As crews peel away layer after layer of the collapsed condo tower in South Florida, the death toll increases — and so does the burden of collecting and identifying the dead, as rescuers and pathologists balance the rigors of their duties with relatives’ desperate need for closure.
Nobody has been found alive since the first hours of the June 24 disaster that killed at least 27 people in the town of Surfside, so updating the families has so far been a matter of delivering bad news. And what crews are finding is often not intact.
“It’s not necessarily that we are finding victims. We are finding human remains,” Miami-Dade County Assistant Fire Chief Raide Jadallah said to audible gasps and moans on a recent day when he had the delicate task of briefing relatives at a family assistance center set up in a hotel near the site.
With more than 115 people still unaccounted for, the task could soon overwhelm the local medical examiner’s office, and the federal government has sent a team of five people from the University of Florida to help with DNA analysis. More help could be on the way, said Jason Byrd, commander of the Florida Mortuary Operations Response System.
The medical examiner has already run into problems. When pathologists were trying to deliver one woman’s body in time for a funeral, some faulty DNA testing meant they had to cut off a finger and rush it to a lab to log her fingerprint, an official told The Associated Press on condition of anonymity because he was not authorized to discuss the incident.
Time is a complicating factor as well, as experts say DNA analysis becomes less reliable as bodies start to decompose.
But the way the building collapsed, with its 12 floors pancaking on top of each other, may make some of the work relatively straightforward as crews clear debris from the top and work their way down, according to Dennis Dirkmaat, who chairs the Department of Applied and Forensic Sciences at Mercyhurst University.

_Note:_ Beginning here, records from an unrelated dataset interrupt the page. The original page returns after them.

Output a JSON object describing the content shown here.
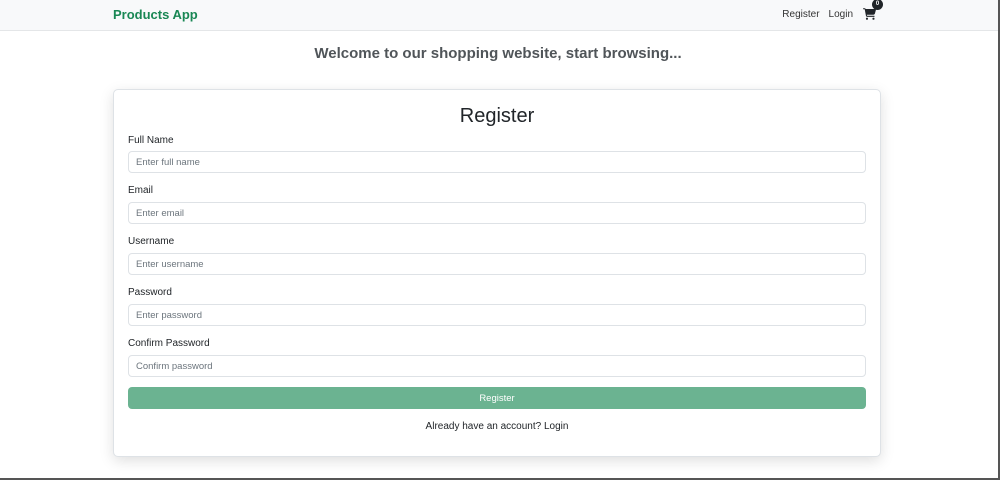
{
  "navbar": {
    "brand": "Products App",
    "links": [
      {
        "label": "Register"
      },
      {
        "label": "Login"
      }
    ],
    "cart_count": "0"
  },
  "welcome": "Welcome to our shopping website, start browsing...",
  "form": {
    "title": "Register",
    "fields": [
      {
        "label": "Full Name",
        "placeholder": "Enter full name",
        "value": ""
      },
      {
        "label": "Email",
        "placeholder": "Enter email",
        "value": ""
      },
      {
        "label": "Username",
        "placeholder": "Enter username",
        "value": ""
      },
      {
        "label": "Password",
        "placeholder": "Enter password",
        "value": ""
      },
      {
        "label": "Confirm Password",
        "placeholder": "Confirm password",
        "value": ""
      }
    ],
    "submit_label": "Register",
    "account_prompt": "Already have an account?",
    "login_link": "Login"
  },
  "colors": {
    "brand": "#198754",
    "button": "#6bb391",
    "navbar_bg": "#f8f9fa"
  },
  "icons": {
    "cart": "shopping-cart-icon"
  }
}
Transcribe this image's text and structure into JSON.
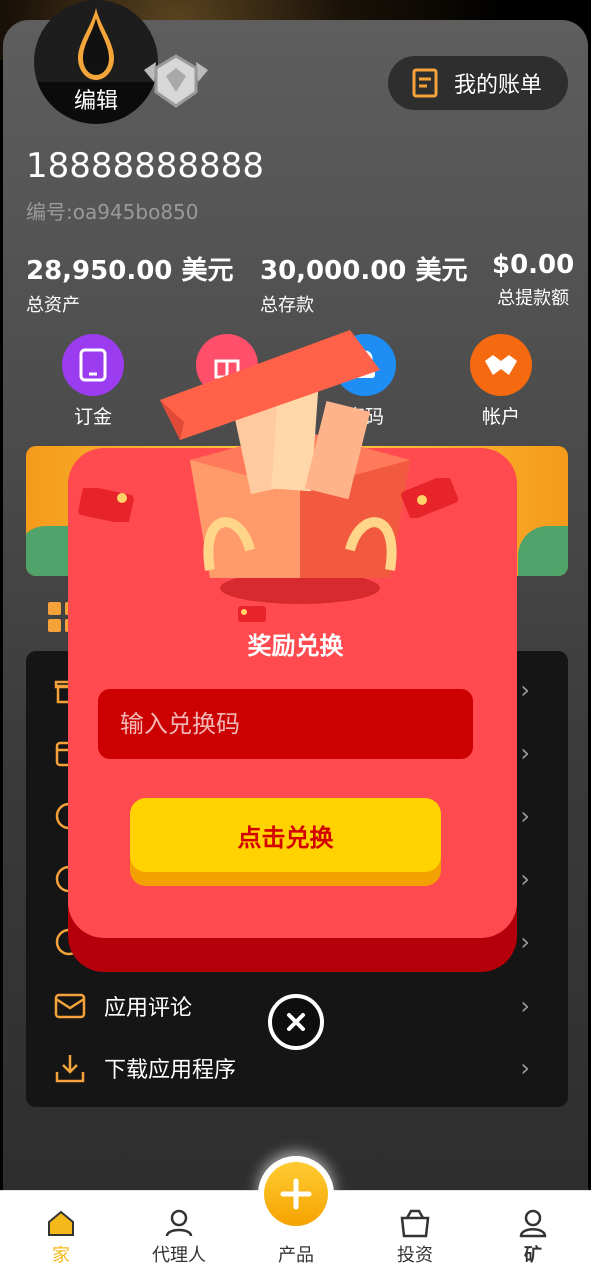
{
  "header": {
    "avatar_edit_label": "编辑",
    "bill_button_label": "我的账单",
    "phone": "18888888888",
    "uid": "编号:oa945bo850"
  },
  "stats": [
    {
      "value": "28,950.00 美元",
      "label": "总资产"
    },
    {
      "value": "30,000.00 美元",
      "label": "总存款"
    },
    {
      "value": "$0.00",
      "label": "总提款额"
    }
  ],
  "quick_actions": [
    {
      "label": "订金",
      "icon": "tablet-icon",
      "color": "#9b3cf0"
    },
    {
      "label": "",
      "icon": "gift-icon",
      "color": "#ff4f6a"
    },
    {
      "label": "密码",
      "icon": "lock-icon",
      "color": "#1e8ef5"
    },
    {
      "label": "帐户",
      "icon": "handshake-icon",
      "color": "#f56a10"
    }
  ],
  "menu": {
    "items": [
      {
        "label": "",
        "icon": "gift-icon"
      },
      {
        "label": "",
        "icon": "calendar-icon"
      },
      {
        "label": "",
        "icon": "chat-icon"
      },
      {
        "label": "",
        "icon": "info-icon"
      },
      {
        "label": "",
        "icon": "info-icon"
      },
      {
        "label": "应用评论",
        "icon": "mail-icon"
      },
      {
        "label": "下载应用程序",
        "icon": "download-icon"
      }
    ]
  },
  "modal": {
    "title": "奖励兑换",
    "input_placeholder": "输入兑换码",
    "redeem_label": "点击兑换"
  },
  "nav": {
    "items": [
      {
        "label": "家",
        "icon": "home-icon",
        "active": true
      },
      {
        "label": "代理人",
        "icon": "user-icon"
      },
      {
        "label": "产品",
        "icon": "plus-icon"
      },
      {
        "label": "投资",
        "icon": "bag-icon"
      },
      {
        "label": "矿",
        "icon": "profile-icon"
      }
    ]
  },
  "colors": {
    "accent": "#f5b81b",
    "modal": "#ff4a4f",
    "button": "#ffd200"
  }
}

They “remove the uppermost layer in a horizontal manner, locate all of the individuals found there,” said Dirkmaat, who worked on recovery and identification of victims from United Airlines Flight 93, which crashed in Pennsylvania on 9/11. “You know exactly where they’re located. You can eventually place them in a particular apartment or a particular location.”

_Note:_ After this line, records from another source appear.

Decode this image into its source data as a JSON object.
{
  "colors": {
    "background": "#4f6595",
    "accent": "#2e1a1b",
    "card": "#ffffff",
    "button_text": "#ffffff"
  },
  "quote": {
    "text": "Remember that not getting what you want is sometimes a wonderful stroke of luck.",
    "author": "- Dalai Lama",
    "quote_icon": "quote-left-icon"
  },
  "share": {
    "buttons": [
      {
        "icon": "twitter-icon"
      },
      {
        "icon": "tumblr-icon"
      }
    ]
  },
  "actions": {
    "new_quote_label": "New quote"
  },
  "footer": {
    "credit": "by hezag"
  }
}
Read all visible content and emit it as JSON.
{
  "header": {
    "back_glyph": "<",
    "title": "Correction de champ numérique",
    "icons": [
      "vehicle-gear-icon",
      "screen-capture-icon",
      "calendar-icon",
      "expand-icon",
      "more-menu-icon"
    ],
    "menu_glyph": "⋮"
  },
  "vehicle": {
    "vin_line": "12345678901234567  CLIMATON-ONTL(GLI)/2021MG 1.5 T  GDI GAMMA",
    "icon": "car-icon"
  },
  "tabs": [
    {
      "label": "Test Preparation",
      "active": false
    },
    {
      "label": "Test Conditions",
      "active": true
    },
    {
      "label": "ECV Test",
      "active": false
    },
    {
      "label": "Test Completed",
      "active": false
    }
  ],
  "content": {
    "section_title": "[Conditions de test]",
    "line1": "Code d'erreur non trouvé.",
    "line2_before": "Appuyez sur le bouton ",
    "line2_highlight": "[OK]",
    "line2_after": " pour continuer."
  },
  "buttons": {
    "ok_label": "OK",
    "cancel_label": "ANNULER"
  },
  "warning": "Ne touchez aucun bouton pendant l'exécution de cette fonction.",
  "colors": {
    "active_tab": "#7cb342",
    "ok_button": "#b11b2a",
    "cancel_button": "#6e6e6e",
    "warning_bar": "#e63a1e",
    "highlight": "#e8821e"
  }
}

Lt. Col. Oz Gino, the commander of an Israeli search and rescue battalion working at the Florida site, said his team used blueprints of the building to create detailed 3D images of the disaster site to aid in the search. They also gathered information from families of the missing to build a room-by-room model laying out where people would have been sleeping during the pre-dawn collapse.
The pace of finding victims’ remains has been slow so far, with efforts focused on searching for anyone who may still be alive. That part of the process should take a couple of weeks before it turns into a recovery phase, which could also run for weeks.

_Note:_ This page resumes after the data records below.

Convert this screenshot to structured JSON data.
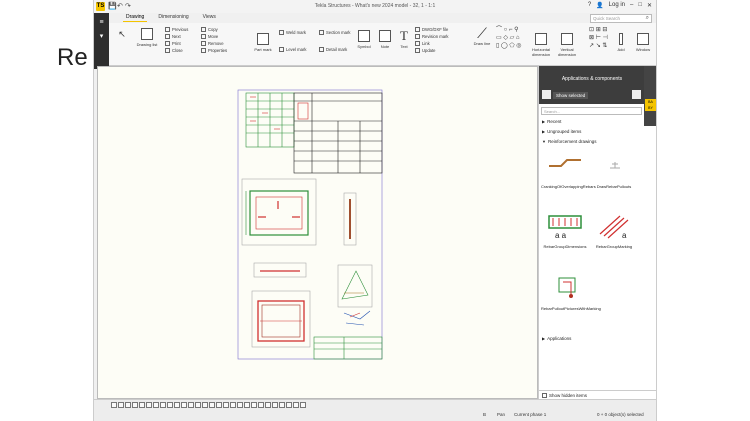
{
  "stray_text": "Re",
  "app": {
    "title": "Tekla Structures - What's new 2024 model - 32, 1 - 1:1",
    "logo": "TS",
    "account": "Log in",
    "window_controls": [
      "?",
      "👤",
      "–",
      "□",
      "✕"
    ]
  },
  "tabs": [
    "Drawing",
    "Dimensioning",
    "Views"
  ],
  "search": {
    "placeholder": "Quick Search"
  },
  "ribbon": {
    "drawing_list": "Drawing list",
    "nav": [
      "Previous",
      "Next",
      "Print",
      "Close"
    ],
    "edit": [
      "Copy",
      "Move",
      "Remove",
      "Properties"
    ],
    "marks": {
      "part_mark": "Part mark",
      "weld_mark": "Weld mark",
      "level_mark": "Level mark",
      "section_mark": "Section mark",
      "detail_mark": "Detail mark"
    },
    "symbol": "Symbol",
    "note": "Note",
    "text": "Text",
    "links": [
      "DWG/DXF file",
      "Revision mark",
      "Link",
      "Update"
    ],
    "draw_line": "Draw line",
    "horizontal_dimension": "Horizontal dimension",
    "vertical_dimension": "Vertical dimension",
    "add": "Add",
    "window": "Window"
  },
  "panel": {
    "title": "Applications & components",
    "show_selected": "Show selected",
    "search_placeholder": "Search...",
    "sections": [
      "Recent",
      "Ungrouped items",
      "Reinforcement drawings",
      "Applications"
    ],
    "components": [
      "CrankingOfOverlappingRebars",
      "DrawRebarPullouts",
      "RebarGroupDimensions",
      "RebarGroupMarking",
      "RebarPulloutPicturesWithMarking"
    ],
    "show_hidden": "Show hidden items"
  },
  "status": {
    "key": "B",
    "pan": "Pan",
    "phase": "Current phase 1",
    "selected": "0 + 0 object(s) selected"
  }
}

Many of the building’s occupants are Jewish, and emergency workers are being careful to heed religious sensitivities as they handle what they find.
In the Jewish faith, the whole body and all its parts, including limbs, blood and tissue, must be collected in preparation for burial. Bodies should not be left overnight or exposed in the open as they are considered to be made in the image of God.
Jadallah said every time crews find human remains, they remove them and clean the area. They also work with a rabbi to ensure any religious rituals are done properly.
The medical examiner has honored the wishes of some relatives not to perform autopsies, which are not mandatory unless there is a criminal investigation. They are forbidden in Jewish tradition on the grounds that the body must not be violated after death.
Mark Rosenberg, the head of a team from the nonprofit burial society Chesed Shel Emes, said he has about 20 people near the collapse site who are summoned every time someone is pulled from the rubble to say prayers.
And Yossi Landau, who leads volunteers with the Israeli organization Zaka, which assists in identifications after accidents, disasters and bombings, said his group deployed a crew to the site to assist with burial preparation.
It’s a race against the clock, since Jewish tradition also says burials must be timely: The remains of Leon and Christina Oliwkowicz, an elderly couple from Venezuela, were identified June 27 and their funeral was held the following day.
“You have to bury the body in its entirety,” Rosenberg said, “and as soon as possible.”